The decline in prices over the past month reflects a number of shifting fundamentals, including lower crude oil prices, declining ethanol margins, slowing corn exports, increased wheat feeding, and indications of some reduction in livestock production. The main contributor to the price decline, however, was improving crop condition ratings and the resultant larger production expectations. As of June 15, the USDA’s Crop Progress report showed only 57 percent of the U.S. corn crop in good or excellent condition. By July 27, 66 percent of the crop was rated in good or excellent condition compared to only 58 percent in those two categories on the same date last year. Improvements in the soybean crop condition ratings have been less dramatic, but good or excellent ratings increased from 56 percent as of June 15 to 62 percent as of July 27. Only 58 percent of the crop was in good or excellent condition at the end of July last year.
The crop condition ratings have been reported in the current form since 1986. From 1986 through 2007, there was a relatively high correlation between the percentage of the crop rated good or excellent at the end of the season and the U.S. average trend-adjusted yield, starting the trend calculation with 1986. Crop conditions at the end of the season have explained 88 percent of the annual variation in the U.S. average trend-adjusted corn yield and 85 percent of the annual variation in the U.S. average trend-adjusted soybean yield. If current crop condition ratings persist through the end of the season, the 2008 U.S. average corn yield would be projected at 155.7 bushels per acre and the U.S. average soybean yield would be projected at 43.7 bushels per acre. Those yields are well above the long term (1960-2007) trend yields for 2008 of 150.7 bushels for corn and 41.4 bushels for soybeans and are likely above expectations for the USDA’s August Crop Production report to be released on August 12.

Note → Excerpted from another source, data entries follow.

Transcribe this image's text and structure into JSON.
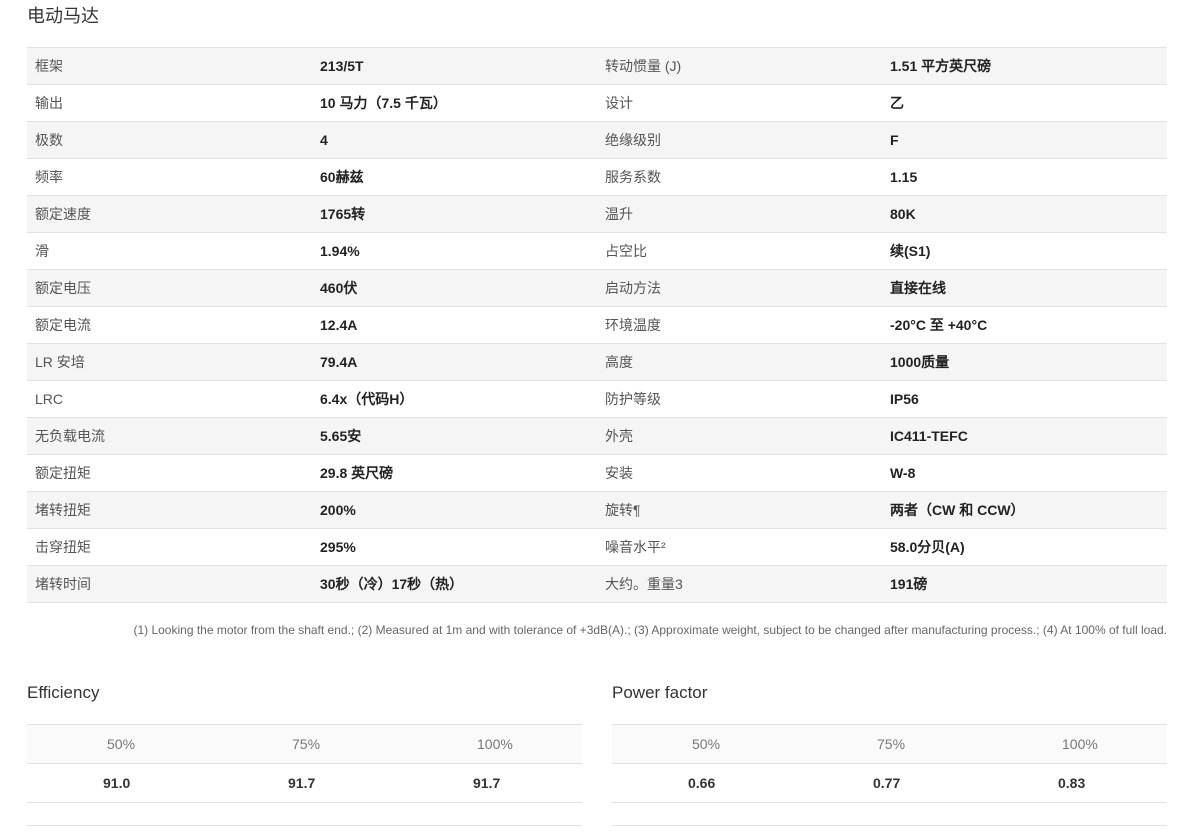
{
  "title": "电动马达",
  "specs": [
    {
      "l1": "框架",
      "v1": "213/5T",
      "l2": "转动惯量 (J)",
      "v2": "1.51 平方英尺磅"
    },
    {
      "l1": "输出",
      "v1": "10 马力（7.5 千瓦）",
      "l2": "设计",
      "v2": "乙"
    },
    {
      "l1": "极数",
      "v1": "4",
      "l2": "绝缘级别",
      "v2": "F"
    },
    {
      "l1": "频率",
      "v1": "60赫兹",
      "l2": "服务系数",
      "v2": "1.15"
    },
    {
      "l1": "额定速度",
      "v1": "1765转",
      "l2": "温升",
      "v2": "80K"
    },
    {
      "l1": "滑",
      "v1": "1.94%",
      "l2": "占空比",
      "v2": "续(S1)"
    },
    {
      "l1": "额定电压",
      "v1": "460伏",
      "l2": "启动方法",
      "v2": "直接在线"
    },
    {
      "l1": "额定电流",
      "v1": "12.4A",
      "l2": "环境温度",
      "v2": "-20°C 至 +40°C"
    },
    {
      "l1": "LR 安培",
      "v1": "79.4A",
      "l2": "高度",
      "v2": "1000质量"
    },
    {
      "l1": "LRC",
      "v1": "6.4x（代码H）",
      "l2": "防护等级",
      "v2": "IP56"
    },
    {
      "l1": "无负载电流",
      "v1": "5.65安",
      "l2": "外壳",
      "v2": "IC411-TEFC"
    },
    {
      "l1": "额定扭矩",
      "v1": "29.8 英尺磅",
      "l2": "安装",
      "v2": "W-8"
    },
    {
      "l1": "堵转扭矩",
      "v1": "200%",
      "l2": "旋转¶",
      "v2": "两者（CW 和 CCW）"
    },
    {
      "l1": "击穿扭矩",
      "v1": "295%",
      "l2": "噪音水平²",
      "v2": "58.0分贝(A)"
    },
    {
      "l1": "堵转时间",
      "v1": "30秒（冷）17秒（热）",
      "l2": "大约。重量3",
      "v2": "191磅"
    }
  ],
  "footnote": "(1) Looking the motor from the shaft end.; (2) Measured at 1m and with tolerance of +3dB(A).; (3) Approximate weight, subject to be changed after manufacturing process.; (4) At 100% of full load.",
  "efficiency": {
    "title": "Efficiency",
    "headers": [
      "50%",
      "75%",
      "100%"
    ],
    "values": [
      "91.0",
      "91.7",
      "91.7"
    ]
  },
  "power_factor": {
    "title": "Power factor",
    "headers": [
      "50%",
      "75%",
      "100%"
    ],
    "values": [
      "0.66",
      "0.77",
      "0.83"
    ]
  }
}
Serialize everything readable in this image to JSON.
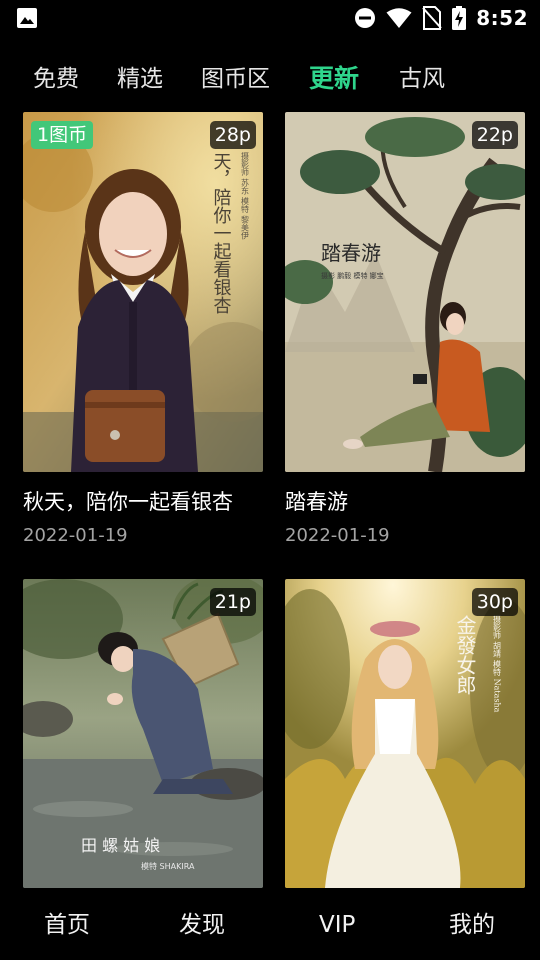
{
  "status_bar": {
    "time": "8:52",
    "icons": [
      "image-notification-icon",
      "do-not-disturb-icon",
      "wifi-icon",
      "no-sim-icon",
      "battery-charging-icon"
    ]
  },
  "tabs": [
    {
      "label": "免费",
      "active": false
    },
    {
      "label": "精选",
      "active": false
    },
    {
      "label": "图币区",
      "active": false
    },
    {
      "label": "更新",
      "active": true
    },
    {
      "label": "古风",
      "active": false
    }
  ],
  "cards": [
    {
      "title": "秋天，陪你一起看银杏",
      "date": "2022-01-19",
      "count": "28p",
      "price": "1图币",
      "poster_text": "天，陪你一起看银杏",
      "poster_credits": "摄影师 苏东  模特 黎美伊"
    },
    {
      "title": "踏春游",
      "date": "2022-01-19",
      "count": "22p",
      "poster_text": "踏春游",
      "poster_credits": "摄影 鹏毅   模特 娜宝"
    },
    {
      "title": "",
      "date": "",
      "count": "21p",
      "poster_text": "田 螺 姑 娘",
      "poster_credits": "模特 SHAKIRA"
    },
    {
      "title": "",
      "date": "",
      "count": "30p",
      "poster_text": "金發女郎",
      "poster_credits": "摄影师 胡靖  模特 Natasha"
    }
  ],
  "bottom_nav": [
    {
      "label": "首页"
    },
    {
      "label": "发现"
    },
    {
      "label": "VIP"
    },
    {
      "label": "我的"
    }
  ],
  "colors": {
    "accent": "#2fd58c",
    "price_badge": "#42c779",
    "background": "#000000",
    "date_text": "#a4a4a4"
  }
}
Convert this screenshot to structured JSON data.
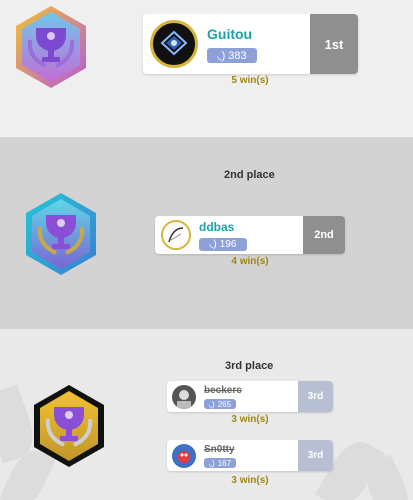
{
  "first": {
    "name": "Guitou",
    "elo": "383",
    "rank_label": "1st",
    "wins": "5 win(s)"
  },
  "second": {
    "title": "2nd place",
    "name": "ddbas",
    "elo": "196",
    "rank_label": "2nd",
    "wins": "4 win(s)"
  },
  "third": {
    "title": "3rd place",
    "players": [
      {
        "name": "beckerc",
        "elo": "265",
        "rank_label": "3rd",
        "wins": "3 win(s)"
      },
      {
        "name": "Sn0tty",
        "elo": "167",
        "rank_label": "3rd",
        "wins": "3 win(s)"
      }
    ]
  },
  "colors": {
    "name_teal": "#1aa3a3",
    "gold_text": "#a0870f",
    "elo_badge": "#8ea0d8",
    "rank_box": "#8f8f8f"
  },
  "icons": [
    "trophy-badge-gold-icon",
    "trophy-badge-teal-icon",
    "trophy-badge-black-icon",
    "elo-icon"
  ]
}
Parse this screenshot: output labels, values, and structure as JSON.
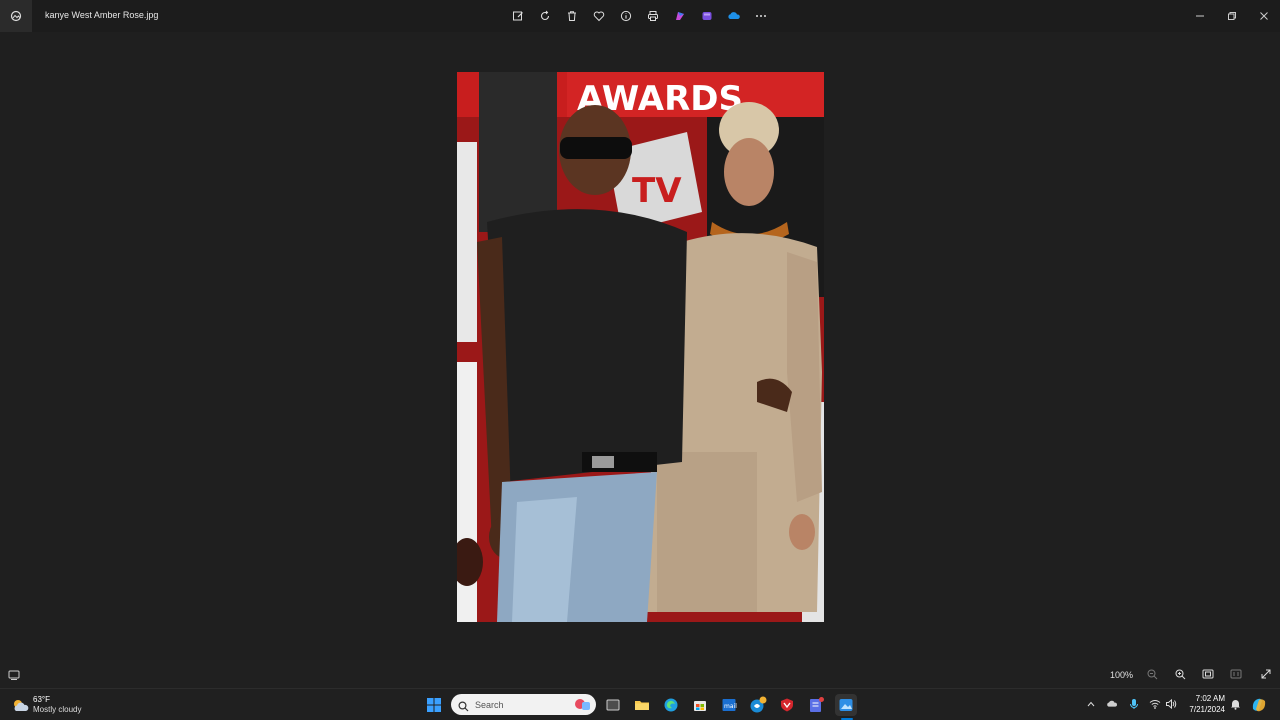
{
  "window": {
    "filename": "kanye West Amber Rose.jpg"
  },
  "toolbar": {
    "icons": [
      "edit-icon",
      "rotate-icon",
      "delete-icon",
      "favorite-icon",
      "info-icon",
      "print-icon",
      "designer-icon",
      "clipchamp-icon",
      "onedrive-icon",
      "more-icon"
    ]
  },
  "status": {
    "zoom": "100%"
  },
  "taskbar": {
    "weather_temp": "63°F",
    "weather_cond": "Mostly cloudy",
    "search_placeholder": "Search",
    "time": "7:02 AM",
    "date": "7/21/2024"
  },
  "colors": {
    "background": "#1c1c1c",
    "accent": "#0078d4"
  }
}
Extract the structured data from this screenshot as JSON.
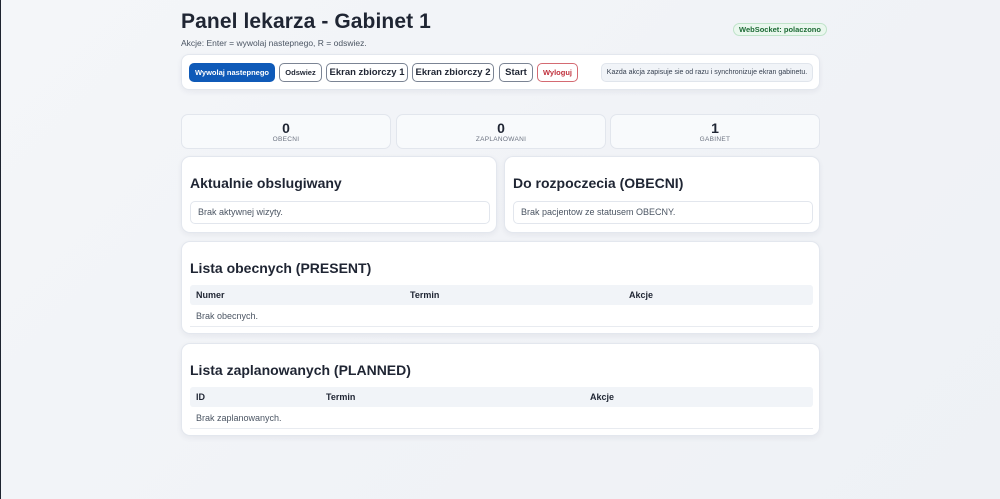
{
  "header": {
    "title": "Panel lekarza - Gabinet 1",
    "hint": "Akcje: Enter = wywolaj nastepnego, R = odswiez.",
    "ws_status": "WebSocket: polaczono"
  },
  "toolbar": {
    "call_next": "Wywolaj nastepnego",
    "refresh": "Odswiez",
    "screen1": "Ekran zbiorczy 1",
    "screen2": "Ekran zbiorczy 2",
    "start": "Start",
    "logout": "Wyloguj",
    "note": "Kazda akcja zapisuje sie od razu i synchronizuje ekran gabinetu."
  },
  "stats": [
    {
      "value": "0",
      "label": "OBECNI"
    },
    {
      "value": "0",
      "label": "ZAPLANOWANI"
    },
    {
      "value": "1",
      "label": "GABINET"
    }
  ],
  "current": {
    "title": "Aktualnie obslugiwany",
    "empty": "Brak aktywnej wizyty."
  },
  "queue": {
    "title": "Do rozpoczecia (OBECNI)",
    "empty": "Brak pacjentow ze statusem OBECNY."
  },
  "present_list": {
    "title": "Lista obecnych (PRESENT)",
    "columns": [
      "Numer",
      "Termin",
      "Akcje"
    ],
    "empty": "Brak obecnych."
  },
  "planned_list": {
    "title": "Lista zaplanowanych (PLANNED)",
    "columns": [
      "ID",
      "Termin",
      "Akcje"
    ],
    "empty": "Brak zaplanowanych."
  }
}
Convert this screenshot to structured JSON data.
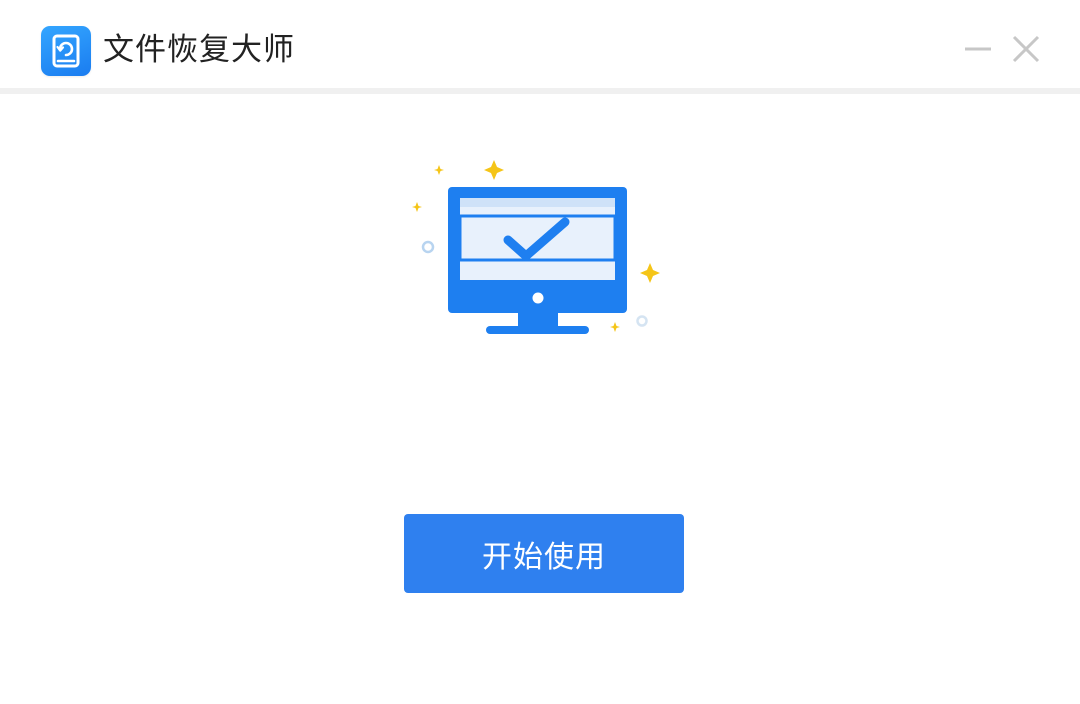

More modest yield forecasts are expected due to the variability and general lateness of crop development. As of July 27, only 7 percent of the corn crop in the 18 major corn producing states was reported in the dough stage, compared to the 19 percent average in the previous five years. Only 21 percent of the soybeans were reported to be setting pods, compared to the 5-year average of 38 percent. The USDA’s National Agricultural Statistics Service (NASS) indicated in the June Acreage report that the number of fields selected for objective yield measurements and the sample size for the August Agricultural Yield Survey would be increased. Still, the lateness of the crops makes it very difficult to judge yield potential, particularly for soybeans. For both crops, weather conditions over the next two months will be extremely important for determining yield potential. A lot of yield uncertainty will persist after the August report.
The August Crop Production report will provide a more precise estimate of planted acres of corn and soybeans and an updated forecast of acreage harvested for grain. In the June Acreage report, NASS indicated that approximately 9,000 farmers would be re-interviewed in mid-July to more fully assess actual plantings and acreage intended for harvest. That information will be incorporated into the August production forecasts. Like yield forecasts, however, the acreage forecasts are subject to revision as more information becomes available later in the season.
The USDA’s August Crop Production report will provide an important benchmark for assessing 2008 corn and soybean production. Given the unusual level of uncertainty surrounding production prospects this year, the report has the potential to produce a sharp price response. Given the large price drop over the past three weeks, the greater risk may be smaller than expected production forecasts. For both corn and soybeans, revenue insurance products now provide some important downside price protection for unpriced production. November 2008 soybean futures have declined below the spring price guarantee for revenue insurance products. For corn, December 2008 futures are only about $.30 above the spring price guarantee.
Issued by Darrel Good
University of Illinois